▸ **Problem to work on**:
Because the entries hold pictures, reproduce only their words, exactly as written.
--- Data extracts Enclosed Below ---
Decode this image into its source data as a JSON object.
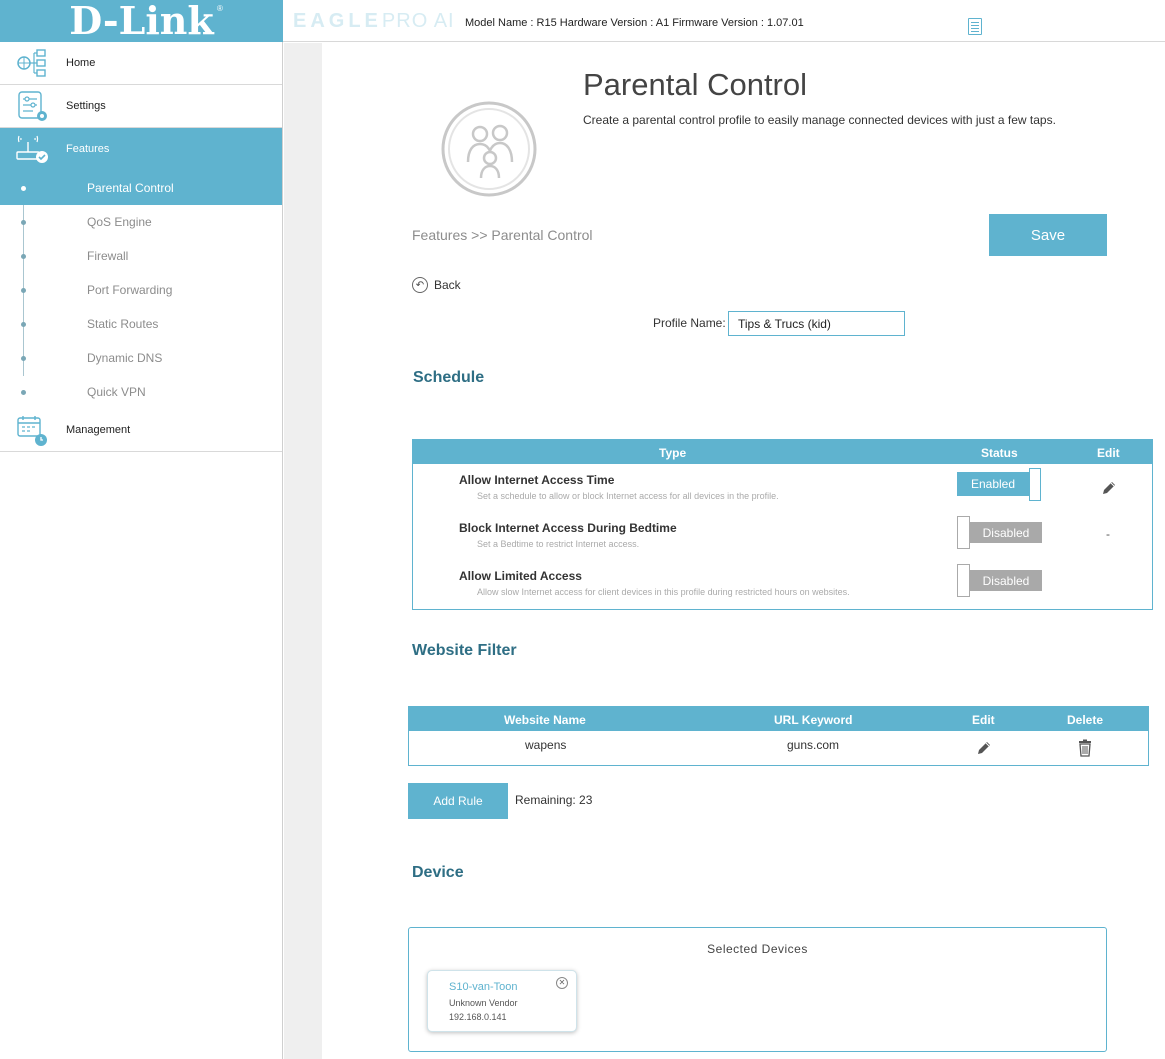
{
  "header": {
    "logo": "D-Link",
    "logo_mark": "®",
    "brand_bold": "EAGLE",
    "brand_light": "PRO AI",
    "model_info": "Model Name : R15 Hardware Version : A1 Firmware Version : 1.07.01",
    "icon": "document-icon"
  },
  "sidebar": {
    "home": "Home",
    "settings": "Settings",
    "features": "Features",
    "management": "Management",
    "sub_items": [
      "Parental Control",
      "QoS Engine",
      "Firewall",
      "Port Forwarding",
      "Static Routes",
      "Dynamic DNS",
      "Quick VPN"
    ]
  },
  "page": {
    "title": "Parental Control",
    "description": "Create a parental control profile to easily manage connected devices with just a few taps.",
    "breadcrumb": "Features >> Parental Control",
    "save": "Save",
    "back": "Back",
    "profile_label": "Profile Name:",
    "profile_value": "Tips & Trucs (kid)"
  },
  "schedule": {
    "heading": "Schedule",
    "col_type": "Type",
    "col_status": "Status",
    "col_edit": "Edit",
    "rows": [
      {
        "title": "Allow Internet Access Time",
        "desc": "Set a schedule to allow or block Internet access for all devices in the profile.",
        "status": "Enabled"
      },
      {
        "title": "Block Internet Access During Bedtime",
        "desc": "Set a Bedtime to restrict Internet access.",
        "status": "Disabled",
        "edit": "-"
      },
      {
        "title": "Allow Limited Access",
        "desc": "Allow slow Internet access for client devices in this profile during restricted hours on websites.",
        "status": "Disabled"
      }
    ]
  },
  "website_filter": {
    "heading": "Website Filter",
    "col_name": "Website Name",
    "col_keyword": "URL Keyword",
    "col_edit": "Edit",
    "col_delete": "Delete",
    "rows": [
      {
        "name": "wapens",
        "keyword": "guns.com"
      }
    ],
    "add_rule": "Add Rule",
    "remaining": "Remaining: 23"
  },
  "device": {
    "heading": "Device",
    "box_title": "Selected Devices",
    "card": {
      "name": "S10-van-Toon",
      "vendor": "Unknown Vendor",
      "ip": "192.168.0.141"
    }
  },
  "colors": {
    "accent": "#5fb3cf",
    "heading": "#2e6e84",
    "disabled": "#a9a9a9"
  }
}
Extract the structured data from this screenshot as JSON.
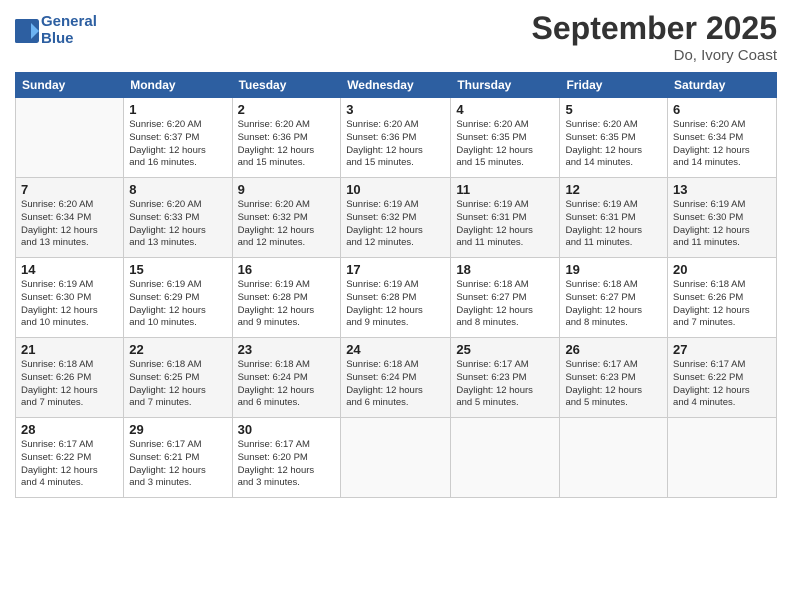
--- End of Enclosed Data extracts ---
▸ **Your response**:
Decode this image into its source data as a JSON object.
{
  "header": {
    "logo": "D-Link",
    "logo_mark": "®",
    "brand_bold": "EAGLE",
    "brand_light": "PRO AI",
    "model_info": "Model Name : R15 Hardware Version : A1 Firmware Version : 1.07.01",
    "icon": "document-icon"
  },
  "sidebar": {
    "home": "Home",
    "settings": "Settings",
    "features": "Features",
    "management": "Management",
    "sub_items": [
      "Parental Control",
      "QoS Engine",
      "Firewall",
      "Port Forwarding",
      "Static Routes",
      "Dynamic DNS",
      "Quick VPN"
    ]
  },
  "page": {
    "title": "Parental Control",
    "description": "Create a parental control profile to easily manage connected devices with just a few taps.",
    "breadcrumb": "Features >> Parental Control",
    "save": "Save",
    "back": "Back",
    "profile_label": "Profile Name:",
    "profile_value": "Tips & Trucs (kid)"
  },
  "schedule": {
    "heading": "Schedule",
    "col_type": "Type",
    "col_status": "Status",
    "col_edit": "Edit",
    "rows": [
      {
        "title": "Allow Internet Access Time",
        "desc": "Set a schedule to allow or block Internet access for all devices in the profile.",
        "status": "Enabled"
      },
      {
        "title": "Block Internet Access During Bedtime",
        "desc": "Set a Bedtime to restrict Internet access.",
        "status": "Disabled",
        "edit": "-"
      },
      {
        "title": "Allow Limited Access",
        "desc": "Allow slow Internet access for client devices in this profile during restricted hours on websites.",
        "status": "Disabled"
      }
    ]
  },
  "website_filter": {
    "heading": "Website Filter",
    "col_name": "Website Name",
    "col_keyword": "URL Keyword",
    "col_edit": "Edit",
    "col_delete": "Delete",
    "rows": [
      {
        "name": "wapens",
        "keyword": "guns.com"
      }
    ],
    "add_rule": "Add Rule",
    "remaining": "Remaining: 23"
  },
  "device": {
    "heading": "Device",
    "box_title": "Selected Devices",
    "card": {
      "name": "S10-van-Toon",
      "vendor": "Unknown Vendor",
      "ip": "192.168.0.141"
    }
  },
  "colors": {
    "accent": "#5fb3cf",
    "heading": "#2e6e84",
    "disabled": "#a9a9a9"
  }
}
Extract the structured data from this screenshot as JSON.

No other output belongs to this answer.